─── AVAILABLE RECORDS ───
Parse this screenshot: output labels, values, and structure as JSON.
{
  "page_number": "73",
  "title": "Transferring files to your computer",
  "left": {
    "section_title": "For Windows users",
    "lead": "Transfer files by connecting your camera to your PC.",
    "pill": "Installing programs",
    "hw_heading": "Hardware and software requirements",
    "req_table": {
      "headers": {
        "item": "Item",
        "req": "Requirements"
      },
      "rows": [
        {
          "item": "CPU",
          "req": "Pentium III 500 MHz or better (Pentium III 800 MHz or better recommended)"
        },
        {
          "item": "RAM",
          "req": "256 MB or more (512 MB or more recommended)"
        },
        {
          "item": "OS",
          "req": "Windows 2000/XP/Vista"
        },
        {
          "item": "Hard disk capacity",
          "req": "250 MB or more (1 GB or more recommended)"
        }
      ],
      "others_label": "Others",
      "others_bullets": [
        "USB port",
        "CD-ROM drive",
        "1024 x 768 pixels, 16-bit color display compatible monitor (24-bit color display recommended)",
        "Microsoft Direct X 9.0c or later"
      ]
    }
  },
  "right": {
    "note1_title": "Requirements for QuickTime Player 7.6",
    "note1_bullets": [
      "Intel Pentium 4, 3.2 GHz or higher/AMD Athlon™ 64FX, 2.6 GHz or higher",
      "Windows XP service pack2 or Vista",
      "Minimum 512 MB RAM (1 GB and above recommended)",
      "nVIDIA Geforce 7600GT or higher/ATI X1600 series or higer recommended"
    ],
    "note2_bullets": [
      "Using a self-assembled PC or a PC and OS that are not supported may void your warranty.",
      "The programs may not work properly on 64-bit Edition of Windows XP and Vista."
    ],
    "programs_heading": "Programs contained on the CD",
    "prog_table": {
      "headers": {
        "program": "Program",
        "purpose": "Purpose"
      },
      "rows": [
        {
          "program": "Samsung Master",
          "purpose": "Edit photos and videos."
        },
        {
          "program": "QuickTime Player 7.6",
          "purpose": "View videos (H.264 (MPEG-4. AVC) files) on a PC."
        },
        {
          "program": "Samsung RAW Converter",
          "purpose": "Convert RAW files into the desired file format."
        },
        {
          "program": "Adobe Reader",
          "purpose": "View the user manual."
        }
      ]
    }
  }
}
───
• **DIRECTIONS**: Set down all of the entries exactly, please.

• **OUTPUT OF THE EXERCISE**:
Parse this screenshot: output labels, values, and structure as JSON.
{
  "page_number": "73",
  "title": "Transferring files to your computer",
  "left": {
    "section_title": "For Windows users",
    "lead": "Transfer files by connecting your camera to your PC.",
    "pill": "Installing programs",
    "hw_heading": "Hardware and software requirements",
    "req_table": {
      "headers": {
        "item": "Item",
        "req": "Requirements"
      },
      "rows": [
        {
          "item": "CPU",
          "req": "Pentium III 500 MHz or better (Pentium III 800 MHz or better recommended)"
        },
        {
          "item": "RAM",
          "req": "256 MB or more (512 MB or more recommended)"
        },
        {
          "item": "OS",
          "req": "Windows 2000/XP/Vista"
        },
        {
          "item": "Hard disk capacity",
          "req": "250 MB or more (1 GB or more recommended)"
        }
      ],
      "others_label": "Others",
      "others_bullets": [
        "USB port",
        "CD-ROM drive",
        "1024 x 768 pixels, 16-bit color display compatible monitor (24-bit color display recommended)",
        "Microsoft Direct X 9.0c or later"
      ]
    }
  },
  "right": {
    "note1_title": "Requirements for QuickTime Player 7.6",
    "note1_bullets": [
      "Intel Pentium 4, 3.2 GHz or higher/AMD Athlon™ 64FX, 2.6 GHz or higher",
      "Windows XP service pack2 or Vista",
      "Minimum 512 MB RAM (1 GB and above recommended)",
      "nVIDIA Geforce 7600GT or higher/ATI X1600 series or higer recommended"
    ],
    "note2_bullets": [
      "Using a self-assembled PC or a PC and OS that are not supported may void your warranty.",
      "The programs may not work properly on 64-bit Edition of Windows XP and Vista."
    ],
    "programs_heading": "Programs contained on the CD",
    "prog_table": {
      "headers": {
        "program": "Program",
        "purpose": "Purpose"
      },
      "rows": [
        {
          "program": "Samsung Master",
          "purpose": "Edit photos and videos."
        },
        {
          "program": "QuickTime Player 7.6",
          "purpose": "View videos (H.264 (MPEG-4. AVC) files) on a PC."
        },
        {
          "program": "Samsung RAW Converter",
          "purpose": "Convert RAW files into the desired file format."
        },
        {
          "program": "Adobe Reader",
          "purpose": "View the user manual."
        }
      ]
    }
  }
}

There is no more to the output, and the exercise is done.